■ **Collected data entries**
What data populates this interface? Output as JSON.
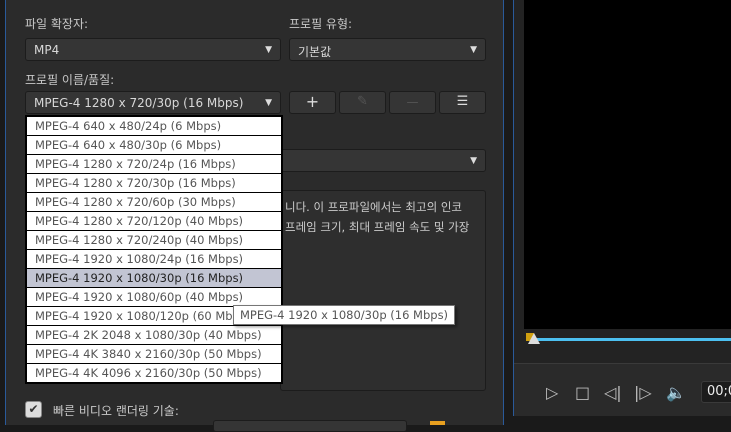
{
  "labels": {
    "file_ext": "파일 확장자:",
    "profile_type": "프로필 유형:",
    "profile_name": "프로필 이름/품질:",
    "fast_render": "빠른 비디오 랜더링 기술:"
  },
  "file_ext_value": "MP4",
  "profile_type_value": "기본값",
  "profile_name_value": "MPEG-4 1280 x 720/30p (16 Mbps)",
  "buttons": {
    "add": "+",
    "edit": "✎",
    "remove": "—",
    "details": "☰"
  },
  "description": [
    "니다. 이 프로파일에서는 최고의 인코",
    "프레임 크기, 최대 프레임 속도 및 가장"
  ],
  "options": [
    "MPEG-4 640 x 480/24p (6 Mbps)",
    "MPEG-4 640 x 480/30p (6 Mbps)",
    "MPEG-4 1280 x 720/24p (16 Mbps)",
    "MPEG-4 1280 x 720/30p (16 Mbps)",
    "MPEG-4 1280 x 720/60p (30 Mbps)",
    "MPEG-4 1280 x 720/120p (40 Mbps)",
    "MPEG-4 1280 x 720/240p (40 Mbps)",
    "MPEG-4 1920 x 1080/24p (16 Mbps)",
    "MPEG-4 1920 x 1080/30p (16 Mbps)",
    "MPEG-4 1920 x 1080/60p (40 Mbps)",
    "MPEG-4 1920 x 1080/120p (60 Mbps)",
    "MPEG-4 2K 2048 x 1080/30p (40 Mbps)",
    "MPEG-4 4K 3840 x 2160/30p (50 Mbps)",
    "MPEG-4 4K 4096 x 2160/30p (50 Mbps)"
  ],
  "highlighted_index": 8,
  "tooltip": "MPEG-4 1920 x 1080/30p (16 Mbps)",
  "player": {
    "time": "00;0"
  }
}
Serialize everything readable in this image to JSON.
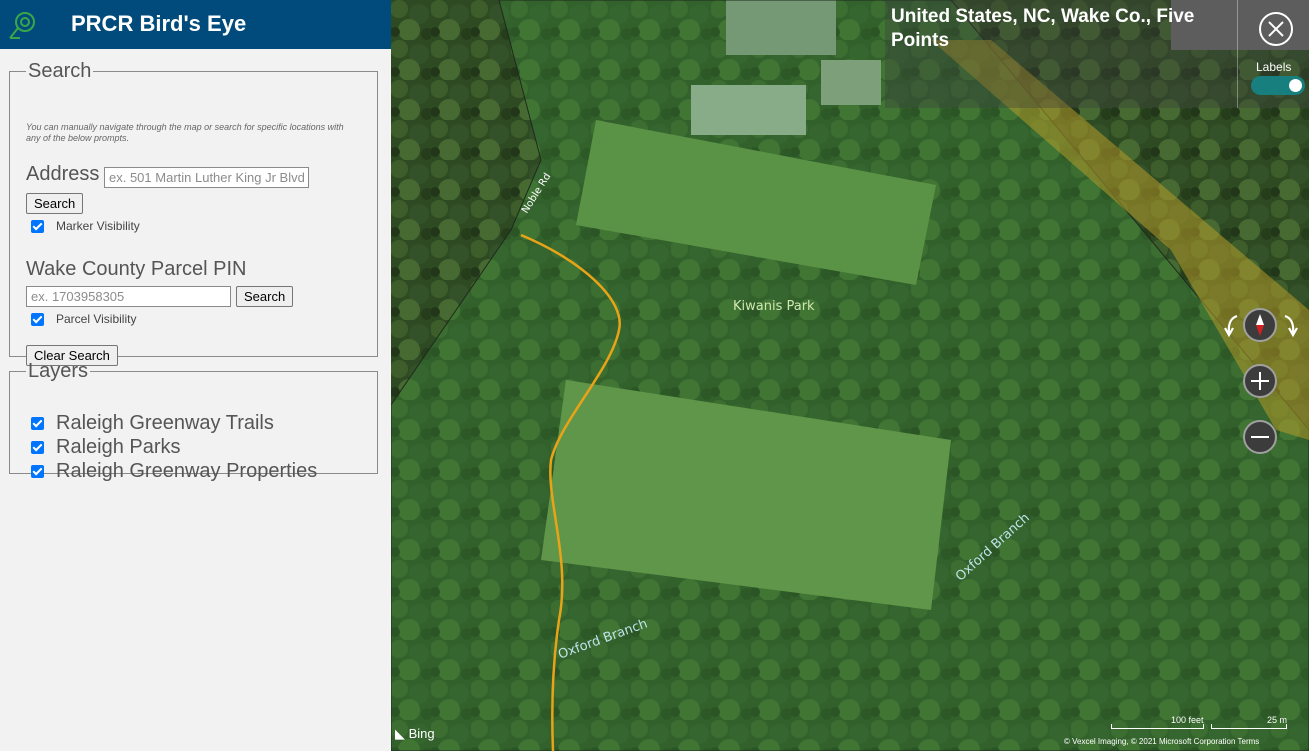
{
  "app": {
    "title": "PRCR Bird's Eye"
  },
  "search": {
    "legend": "Search",
    "hint": "You can manually navigate through the map or search for specific locations with any of the below prompts.",
    "address_label": "Address",
    "address_placeholder": "ex. 501 Martin Luther King Jr Blvd",
    "address_button": "Search",
    "marker_visibility_label": "Marker Visibility",
    "marker_visibility_checked": true,
    "pin_label": "Wake County Parcel PIN",
    "pin_placeholder": "ex. 1703958305",
    "pin_button": "Search",
    "parcel_visibility_label": "Parcel Visibility",
    "parcel_visibility_checked": true,
    "clear_button": "Clear Search"
  },
  "layers": {
    "legend": "Layers",
    "items": [
      {
        "label": "Raleigh Greenway Trails",
        "checked": true
      },
      {
        "label": "Raleigh Parks",
        "checked": true
      },
      {
        "label": "Raleigh Greenway Properties",
        "checked": true
      }
    ]
  },
  "map": {
    "location": "United States, NC, Wake Co., Five Points",
    "labels_toggle_label": "Labels",
    "labels_on": true,
    "place_labels": {
      "park": "Kiwanis Park",
      "road": "Noble Rd",
      "stream_1": "Oxford Branch",
      "stream_2": "Oxford Branch"
    },
    "bing_logo": "Bing",
    "scale_feet": "100 feet",
    "scale_m": "25 m",
    "copyright": "© Vexcel Imaging, © 2021 Microsoft Corporation Terms",
    "icons": [
      "close-icon",
      "rotate-left-icon",
      "compass-icon",
      "rotate-right-icon",
      "zoom-in-icon",
      "zoom-out-icon"
    ]
  },
  "colors": {
    "header": "#004b7c",
    "trail": "#e8a317",
    "park_overlay": "#3a8a3a",
    "toggle": "#17807e"
  }
}
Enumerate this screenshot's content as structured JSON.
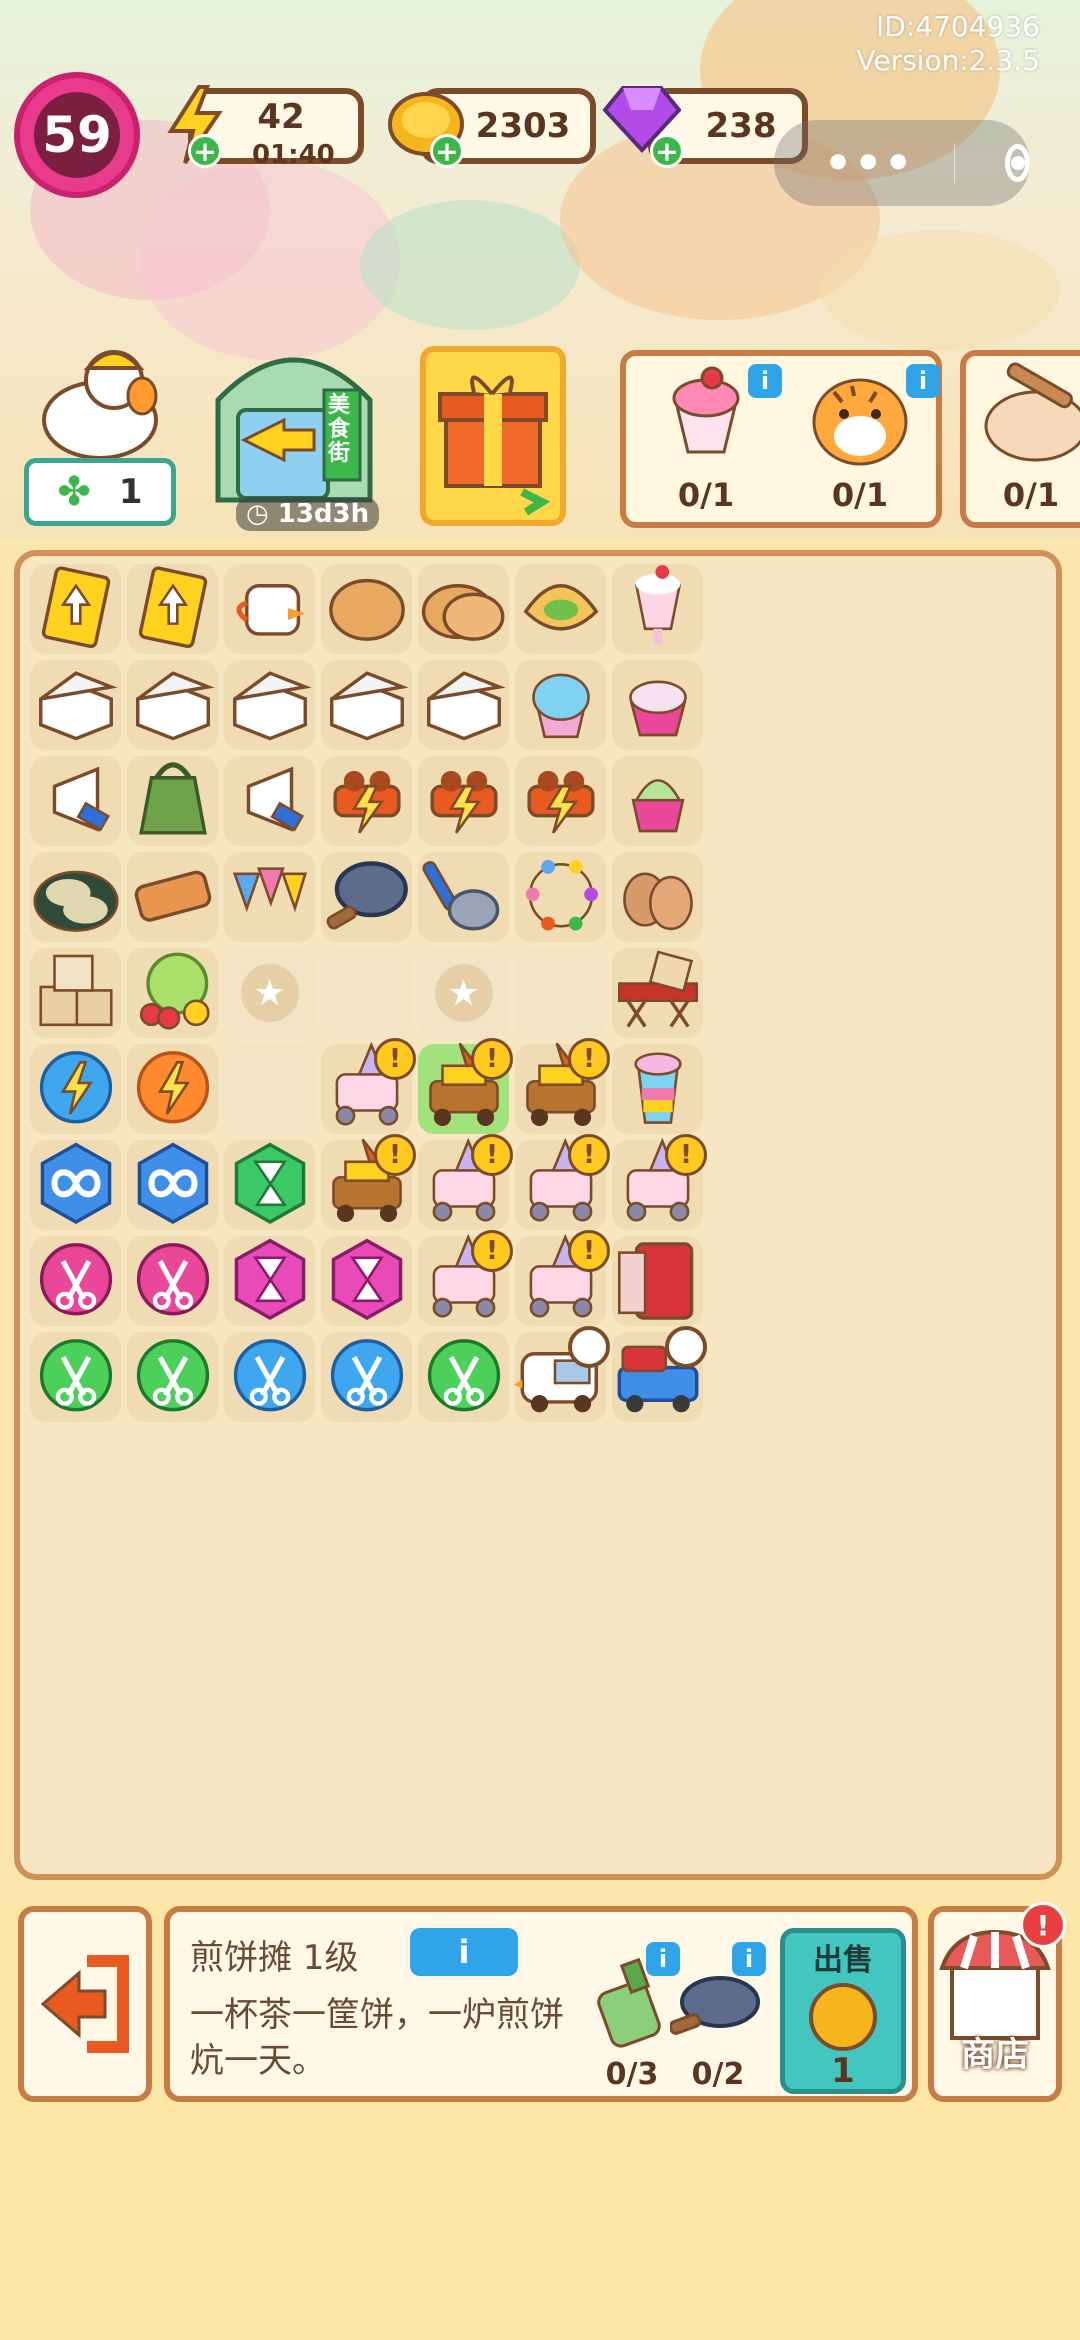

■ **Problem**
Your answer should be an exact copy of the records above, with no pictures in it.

■ **Your response**
What data populates this interface? Output as JSON.
{
  "labels": {
    "file_ext": "파일 확장자:",
    "profile_type": "프로필 유형:",
    "profile_name": "프로필 이름/품질:",
    "fast_render": "빠른 비디오 랜더링 기술:"
  },
  "file_ext_value": "MP4",
  "profile_type_value": "기본값",
  "profile_name_value": "MPEG-4 1280 x 720/30p (16 Mbps)",
  "buttons": {
    "add": "+",
    "edit": "✎",
    "remove": "—",
    "details": "☰"
  },
  "description": [
    "니다. 이 프로파일에서는 최고의 인코",
    "프레임 크기, 최대 프레임 속도 및 가장"
  ],
  "options": [
    "MPEG-4 640 x 480/24p (6 Mbps)",
    "MPEG-4 640 x 480/30p (6 Mbps)",
    "MPEG-4 1280 x 720/24p (16 Mbps)",
    "MPEG-4 1280 x 720/30p (16 Mbps)",
    "MPEG-4 1280 x 720/60p (30 Mbps)",
    "MPEG-4 1280 x 720/120p (40 Mbps)",
    "MPEG-4 1280 x 720/240p (40 Mbps)",
    "MPEG-4 1920 x 1080/24p (16 Mbps)",
    "MPEG-4 1920 x 1080/30p (16 Mbps)",
    "MPEG-4 1920 x 1080/60p (40 Mbps)",
    "MPEG-4 1920 x 1080/120p (60 Mbps)",
    "MPEG-4 2K 2048 x 1080/30p (40 Mbps)",
    "MPEG-4 4K 3840 x 2160/30p (50 Mbps)",
    "MPEG-4 4K 4096 x 2160/30p (50 Mbps)"
  ],
  "highlighted_index": 8,
  "tooltip": "MPEG-4 1920 x 1080/30p (16 Mbps)",
  "player": {
    "time": "00;0"
  }
}
Serialize everything readable in this image to JSON.
{
  "app": {
    "title": "PRCR Bird's Eye"
  },
  "search": {
    "legend": "Search",
    "hint": "You can manually navigate through the map or search for specific locations with any of the below prompts.",
    "address_label": "Address",
    "address_placeholder": "ex. 501 Martin Luther King Jr Blvd",
    "address_button": "Search",
    "marker_visibility_label": "Marker Visibility",
    "marker_visibility_checked": true,
    "pin_label": "Wake County Parcel PIN",
    "pin_placeholder": "ex. 1703958305",
    "pin_button": "Search",
    "parcel_visibility_label": "Parcel Visibility",
    "parcel_visibility_checked": true,
    "clear_button": "Clear Search"
  },
  "layers": {
    "legend": "Layers",
    "items": [
      {
        "label": "Raleigh Greenway Trails",
        "checked": true
      },
      {
        "label": "Raleigh Parks",
        "checked": true
      },
      {
        "label": "Raleigh Greenway Properties",
        "checked": true
      }
    ]
  },
  "map": {
    "location": "United States, NC, Wake Co., Five Points",
    "labels_toggle_label": "Labels",
    "labels_on": true,
    "place_labels": {
      "park": "Kiwanis Park",
      "road": "Noble Rd",
      "stream_1": "Oxford Branch",
      "stream_2": "Oxford Branch"
    },
    "bing_logo": "Bing",
    "scale_feet": "100 feet",
    "scale_m": "25 m",
    "copyright": "© Vexcel Imaging, © 2021 Microsoft Corporation Terms",
    "icons": [
      "close-icon",
      "rotate-left-icon",
      "compass-icon",
      "rotate-right-icon",
      "zoom-in-icon",
      "zoom-out-icon"
    ]
  },
  "colors": {
    "header": "#004b7c",
    "trail": "#e8a317",
    "park_overlay": "#3a8a3a",
    "toggle": "#17807e"
  }
}
Enumerate this screenshot's content as structured JSON.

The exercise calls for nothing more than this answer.